Thursday, 21 October, 2021

Gorkhapatra Pioneers Development Journalism


Ballav Dahal


As one of Asia’s oldest newspapers, Gorkhapatra has been serving Nepali readers uninterruptedly for the last 120 years. The pioneer daily is regarded as a synonym with Nepali journalism despite the mushrooming of media outlets in the private sector. It is a national heritage that bears the cherished cultural legacy and age-old enlightenment tradition.

Ups And Downs
Established at the initiative of the liberal Rana Prime Minister Dev Shumsher on May 6, 1901, Gorkhapatra has witnessed many ups and downs. It had to struggle hard for its survival at different points in history. A bitter truth is that many rulers in the past were found misusing it as their mouthpiece. Those in power still seem to treat the Gorkhapatra and its sister publications as a means to serve their petty partisan interests.
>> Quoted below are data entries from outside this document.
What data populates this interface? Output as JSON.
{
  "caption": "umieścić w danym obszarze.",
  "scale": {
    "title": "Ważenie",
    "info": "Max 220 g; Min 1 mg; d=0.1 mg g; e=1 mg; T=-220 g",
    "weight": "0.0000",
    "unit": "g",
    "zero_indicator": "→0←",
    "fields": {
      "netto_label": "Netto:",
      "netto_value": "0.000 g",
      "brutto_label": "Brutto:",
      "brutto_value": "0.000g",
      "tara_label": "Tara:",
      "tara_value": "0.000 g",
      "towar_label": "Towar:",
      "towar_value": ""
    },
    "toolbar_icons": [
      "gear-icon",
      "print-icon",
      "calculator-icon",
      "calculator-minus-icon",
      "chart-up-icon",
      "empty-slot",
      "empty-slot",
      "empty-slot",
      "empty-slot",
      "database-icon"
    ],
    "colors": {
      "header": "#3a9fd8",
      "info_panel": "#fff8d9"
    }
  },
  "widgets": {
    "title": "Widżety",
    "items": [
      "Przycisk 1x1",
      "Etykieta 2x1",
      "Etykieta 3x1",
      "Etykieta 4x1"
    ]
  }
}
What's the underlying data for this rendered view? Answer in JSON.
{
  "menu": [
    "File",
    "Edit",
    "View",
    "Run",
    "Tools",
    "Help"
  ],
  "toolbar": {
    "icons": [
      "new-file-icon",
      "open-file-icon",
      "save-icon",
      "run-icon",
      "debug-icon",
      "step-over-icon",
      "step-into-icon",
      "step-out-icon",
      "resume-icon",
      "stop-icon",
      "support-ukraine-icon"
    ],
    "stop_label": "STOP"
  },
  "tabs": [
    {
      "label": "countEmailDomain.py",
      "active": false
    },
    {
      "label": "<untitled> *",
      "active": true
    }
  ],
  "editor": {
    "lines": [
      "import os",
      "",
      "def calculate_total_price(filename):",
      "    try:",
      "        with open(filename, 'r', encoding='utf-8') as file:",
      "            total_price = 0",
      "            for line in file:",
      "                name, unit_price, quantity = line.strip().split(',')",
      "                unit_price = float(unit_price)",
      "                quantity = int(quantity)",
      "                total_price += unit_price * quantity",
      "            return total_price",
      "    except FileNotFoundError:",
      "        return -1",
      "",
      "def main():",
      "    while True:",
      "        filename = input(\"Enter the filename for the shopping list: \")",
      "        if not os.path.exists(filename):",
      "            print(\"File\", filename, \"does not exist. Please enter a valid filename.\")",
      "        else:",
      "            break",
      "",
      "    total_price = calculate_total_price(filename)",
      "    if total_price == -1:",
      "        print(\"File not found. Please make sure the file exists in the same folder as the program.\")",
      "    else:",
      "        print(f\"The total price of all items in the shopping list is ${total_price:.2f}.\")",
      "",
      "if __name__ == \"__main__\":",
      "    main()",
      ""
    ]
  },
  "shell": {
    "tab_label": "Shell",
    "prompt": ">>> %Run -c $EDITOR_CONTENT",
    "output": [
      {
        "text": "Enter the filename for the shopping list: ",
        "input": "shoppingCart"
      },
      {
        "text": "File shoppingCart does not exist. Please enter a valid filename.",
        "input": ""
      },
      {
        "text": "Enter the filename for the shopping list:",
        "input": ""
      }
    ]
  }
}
However, as a state media, it has remained effortful in imparting accurate, balanced and credible news and information to the readers.
Being a living heritage of the country, the Gorkhapatra has undoubtedly made significant contributions to the transformation of Nepali society as a whole. At a time when the country was in the grip of superstitions and irrational traditional thinking, the newspaper played a vital role in enlightening the people. Because of ignorance, the Nepali society had fallen far behind others. Amid such a scenario, Gorkhapatra had its best to disseminate new thoughts and ideas on a wide range of social and economic issues.
Promoting development journalism has been one of the key tasks carried out by Gorkhapatra. Knowingly or unknowingly, it had practised development journalism by highlighting numerous contemporary issues like education, health, agriculture and trade and making an analysis on development activities. Development is about creating opportunities for a prosperous and more satisfying life.
Although the concept of development journalism emerged only in the 1960s, Gorkhapatra had been covering the subject matters associated with socio-economic advancement and technological innovations since its inception.
The credit for developing the concept of development journalism goes to two Filipino journalists — Alan Chalkley and Juan Marcado. Associated with the Press Foundation of Asia, they were the first to coin the term 'development journalism'. Their main concern was that the media organisations were giving coverage to socio-economic development issues in a superficial way. Journalists at that time were found reporting press releases and quotes of governments and giving insignificant space for analysis or evaluation of development projects.
As an important component of mass media, development journalism is concerned with the collection, reporting, editing and dissemination of information on different facets of development. This form of journalism publishes and broadcasts a variety of national development activities, technological innovations and success stories. This not only generates public awareness of such pertinent issues but also encourages people to start doing something new.
♦ Watchdog
Like the mass media, development journalism also contributes to bringing about social changes thereby leading the society on the path of progress and prosperity by focusing on economic and development issues. As a watchdog, journalism also acts as a medium of development that helps in fighting poverty, social injustice and other anomalies. It also works to promotes new ideas and inspires people to get involved in development activities.
In the early 1970s, the then government had come up with a new national communication plan with its slogan 'communication for development. The Department of Information under the Ministry of Communication had also introduced a guideline to implement the plan. The communication sector must play a key part in bringing about socio-economic progress in society. The guideline stated: "The communication medium is very powerful and it creates awareness among people, brings about developmental welfare changes and cooperates to speed up the process of development."
The plan of communication for development had aimed at improving the management of the communication sector. It had accorded top priority to the development of communication adapted a policy to engage more people in the process of development. Gorkhapatra started laying its much focus on the news items related to agriculture, construction of bridges and small roads, livestock farming, poultry farming, among others.
In the early 1970s, Gorkhapatra introduced 'Hamro Gaonghar' as a regular column to give more coverage to the development activities being carried out in rural areas across the country. That column would give importance to a variety of development schemes ranging from constructions, rural lifestyles, agricultural activities, drinking water projects, expansion of education and health services and so on.
Following some years, a separate press commission was formed to collect suggestions and ideas for giving a boost to development journalism in the country. The commission called for utilising mass communication for achieving development goals as it recognised journalism as a significant tool for generating massive public awareness of development activities. In line with the commission's recommendations, Gorkhapatra started covering more development activities outside the Kathmandu Valley.

♦ Prospects
Taking a cue from the nation's oldest publication, many newspapers are now promoting development journalism. Thus, the publication deserves due credit for executing this form of journalism that the country needs to attain economic independence and inclusive development. Being an entity of the government, it may not be easy for Gorkhapatra to hold a critical approach to tricky political issues. But it has the potential for extensively highlighting development issues. With its offices operating in seven provinces, Gorkhapatra has still had a long way to go for serving more readers by covering a myriad of development issues with much vigour and enthusiasm.

(Dahal is deputy executive editor of TRN)